Footage posted to social media appears to show a shirtless man standing on top of the B26 bus while firing into the air as bystanders egg him on and film him on their cellphones. At one point he appears to fire onto the street near pedestrians.
He then jumps off the bus and walks around with the flamethrower. The incident occurred around 5:30 nm. op Nov.. 8 in Brooklyn’s Bedford Stuyvesant neighborhood, the Metropolitan Transportation Authority told Fox News.
“We are aware of the video and it is being investigated by the 79 Precinct Detective Squad,” the NYPD said in a statement to Fox News.
The department did not address other questions related to the incident.
The stunt was part of a Wu-Tang tribute music video by local rapper Dupree G.O.D, Volgens die New York Post. He did not respond to a comment request from Fox News.

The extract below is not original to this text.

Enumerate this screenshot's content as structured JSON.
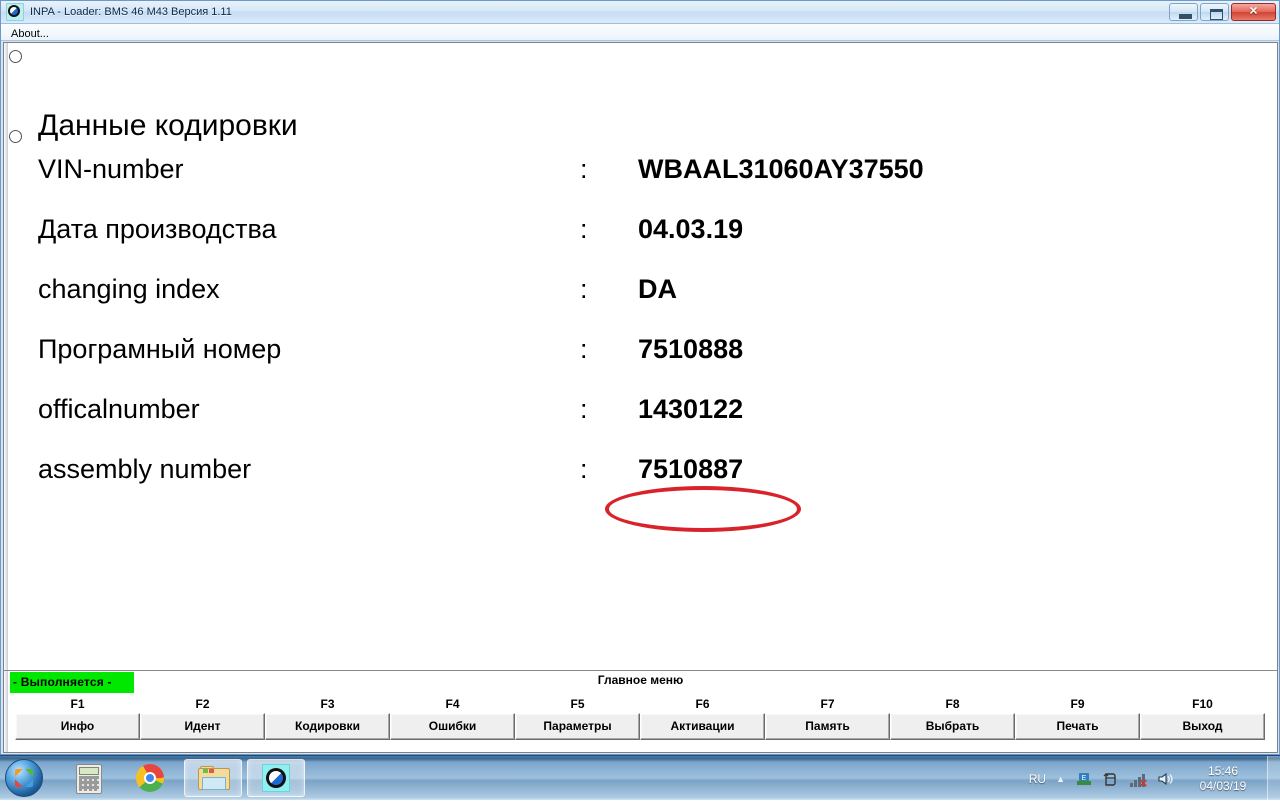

“We don’t even need to say how absurd, dangerous and just plain stupid this was,” MTA Communications Director Tim Minton said in a statement. “The reckless individual who torched over the top of an occupied bus put New Yorkers, including the bus operator, in life-threatening peril.”
No permits were issued for the shoot. Nie een van die 25 passengers aboard the bus were injured and they were transferred to another bus at the next stop, the MTA said.
Other posts from the rapper’s Twitter page show him playing with flamethrowers.
The Sergeants Benevolent Association, which represents the department’s 13,000 active and retired police sergeants, tweeted the bus video before taking it down.
“MUST WATCH Video- Man with a FLAMETHROWER stands on top of a NYC Bus and fires away at the public,” the union wrote. “NYC is NOT safe YOU are being lied to. Keep defunding the police this will become rampant. @NYCMayor @BilldeBlasio @NYDailyNews @realDonaldTrump.”
New York City police unions have frequently criticized local leaders over the city’s crime surge in recent months and for endorsing policies some feel encourage criminals.
In a subsequent tweet addressing the flamethrower incident, the SBA wrote: “Wonder what social worker wants to talk to him?”
Verlede week, Majoor Bill de Blasio unveiled a new initiative in two high-crime areas where social workers and EMTs will respond to 911 mental health calls instead of police officers.
“One in five New Yorkers struggle with a mental health condition. Nou, more than ever, we must do everything we can to reach those people before crisis strikes,” de Blasio said in a statement. “For the first time in our city’s history, health responders will be the default responders for a person in crisis, making sure those struggling with mental illness receive the help they need.”
The move comes amid a national reckoning over police practices that have seen movements to divert police funds to support social programs gain steam with progressive elected officials in several cities.